Task instructions:
Each entry must be reproduced precisely as it stands.

Extracted entries:
------------------------------------
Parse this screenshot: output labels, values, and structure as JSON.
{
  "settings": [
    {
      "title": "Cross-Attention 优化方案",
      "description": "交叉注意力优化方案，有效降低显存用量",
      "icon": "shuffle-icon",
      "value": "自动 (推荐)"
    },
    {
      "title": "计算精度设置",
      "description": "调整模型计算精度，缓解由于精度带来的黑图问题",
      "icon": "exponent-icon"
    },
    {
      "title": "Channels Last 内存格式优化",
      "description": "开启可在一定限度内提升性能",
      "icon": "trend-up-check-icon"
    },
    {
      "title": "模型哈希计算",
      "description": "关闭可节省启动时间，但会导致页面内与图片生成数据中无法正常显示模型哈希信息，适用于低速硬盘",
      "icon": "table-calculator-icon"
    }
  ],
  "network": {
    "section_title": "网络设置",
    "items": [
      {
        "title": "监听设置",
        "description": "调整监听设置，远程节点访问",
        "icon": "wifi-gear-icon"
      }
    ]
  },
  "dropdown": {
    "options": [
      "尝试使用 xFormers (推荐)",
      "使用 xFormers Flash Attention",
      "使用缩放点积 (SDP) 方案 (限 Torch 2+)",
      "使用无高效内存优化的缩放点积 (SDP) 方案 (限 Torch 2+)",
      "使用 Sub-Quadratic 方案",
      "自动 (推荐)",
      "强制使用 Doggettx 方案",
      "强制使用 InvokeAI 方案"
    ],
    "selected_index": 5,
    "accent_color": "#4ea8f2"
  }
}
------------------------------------
Finished exercise:
Parse this screenshot: output labels, values, and structure as JSON.
{
  "settings": [
    {
      "title": "Cross-Attention 优化方案",
      "description": "交叉注意力优化方案，有效降低显存用量",
      "icon": "shuffle-icon",
      "value": "自动 (推荐)"
    },
    {
      "title": "计算精度设置",
      "description": "调整模型计算精度，缓解由于精度带来的黑图问题",
      "icon": "exponent-icon"
    },
    {
      "title": "Channels Last 内存格式优化",
      "description": "开启可在一定限度内提升性能",
      "icon": "trend-up-check-icon"
    },
    {
      "title": "模型哈希计算",
      "description": "关闭可节省启动时间，但会导致页面内与图片生成数据中无法正常显示模型哈希信息，适用于低速硬盘",
      "icon": "table-calculator-icon"
    }
  ],
  "network": {
    "section_title": "网络设置",
    "items": [
      {
        "title": "监听设置",
        "description": "调整监听设置，远程节点访问",
        "icon": "wifi-gear-icon"
      }
    ]
  },
  "dropdown": {
    "options": [
      "尝试使用 xFormers (推荐)",
      "使用 xFormers Flash Attention",
      "使用缩放点积 (SDP) 方案 (限 Torch 2+)",
      "使用无高效内存优化的缩放点积 (SDP) 方案 (限 Torch 2+)",
      "使用 Sub-Quadratic 方案",
      "自动 (推荐)",
      "强制使用 Doggettx 方案",
      "强制使用 InvokeAI 方案"
    ],
    "selected_index": 5,
    "accent_color": "#4ea8f2"
  }
}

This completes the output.